The sweep of the COVID-19 pandemic has forced businesses across the country to close due to government mandates while others have seen a significant decrease in revenue stemming from various stay-at-home and social distancing requirements. Given the nature of the shut-downs, one would expect that companies may find some relief from their insurance policies. Unfortunately, many owners who have reached out to their insurance companies to inquire about the process of making a business interruption claim are being told that a pandemic does not qualify.
Why the Denials?
The common explanation that business owners are hearing from their insurance company is that their business interruption coverage is only triggered when there is loss of revenue due to property damage. A typical example is a natural disaster or fire that causes the closure or suspension of a business.
What’s the Alternative?
When loss of revenue is directly linked to restrictions placed on business from various federal, state and local jurisdictions, it opens the possibility of an insurance claim under the civil authority clause. A civil authority clause generally covers claims made by policyholders when businesses are closed or unable to operate under normal conditions due to government mandate.
It is recommended that owners review their insurance policy carefully to determine if they are in a position to file a claim to recover lost revenue. Policy language often varies and is subject to interpretation. All potential claims need to be reviewed on a case by case basis.
The ambiguity in policies has led to an increase in lawsuits brought against insurers by business owners who have been denied claims. Most policies require timely filing of claims, so business owners should consider making claims even if they are certain they will be rejected, since subsequent litigation could potentially affect how your claim is ultimately resolved.
According to John Westerman, Managing Partner at Westerman Ball Ederer Miller Zucker & Sharfstein, LLP, “Our firm filed a business interruption claim, which was denied as expected due to the virus exclusion. We have also advised, and assisted, our clients in filing business interruption claims as well, again those were denied due to the same exclusion. Until this situation plays out in D.C. and elsewhere, we think it is advisable to file the claims. Remember after [Hurricane] Sandy claims in New York were initially denied because the wind speed was under Hurricane level when Sandy hit New York, pressure from Albany resulted in many of the claims being accepted. In these very strange times, we feel it is better to make the claim and see how things play out.”
Be aware that as different states and federal courts evaluate coverage issues stemming from the pandemic, it is possible that the issues may be resolved differently. If a business has operations in different jurisdictions or seeks contingent business-loss coverage related to the operations of a supplier or customer in a different jurisdiction, a factual and legal conflict-of-laws analysis may be necessary.

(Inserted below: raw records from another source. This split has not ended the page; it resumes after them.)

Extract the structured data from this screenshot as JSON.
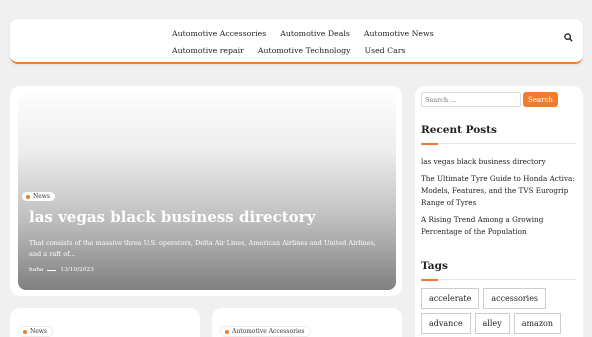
{
  "nav": {
    "items": [
      "Automotive Accessories",
      "Automotive Deals",
      "Automotive News",
      "Automotive repair",
      "Automotive Technology",
      "Used Cars"
    ],
    "search_icon": "search-icon"
  },
  "hero": {
    "category": "News",
    "title": "las vegas black business directory",
    "excerpt": "That consists of the massive three U.S. operators, Delta Air Lines, American Airlines and United Airlines, and a raft of...",
    "author": "haha",
    "date": "13/10/2023"
  },
  "cards": [
    {
      "category": "News"
    },
    {
      "category": "Automotive Accessories"
    }
  ],
  "sidebar": {
    "search_placeholder": "Search ...",
    "search_button": "Search",
    "recent_title": "Recent Posts",
    "recent_posts": [
      "las vegas black business directory",
      "The Ultimate Tyre Guide to Honda Activa: Models, Features, and the TVS Eurogrip Range of Tyres",
      "A Rising Trend Among a Growing Percentage of the Population"
    ],
    "tags_title": "Tags",
    "tags": [
      "accelerate",
      "accessories",
      "advance",
      "alley",
      "amazon"
    ]
  },
  "colors": {
    "accent": "#ef7d2d"
  }
}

Possible Federal and State Action
There have also been discussions in Congress and proposed bills by multiple state governments that would mandate insurers cover business interruption claims. Some of these proposed bills are designed to aid small businesses by limiting the potential claims to smaller businesses with fewer than 100 employees.
The insurance claim process is still taking shape and Berdon LLP will continue to monitor for significant developments.
For more information on this topic or any other matter related to the COVID-19 pandemic, please contact your Berdon advisor and visit Berdon’s COVID-19 Information Center.
Berdon LLP New York Accountants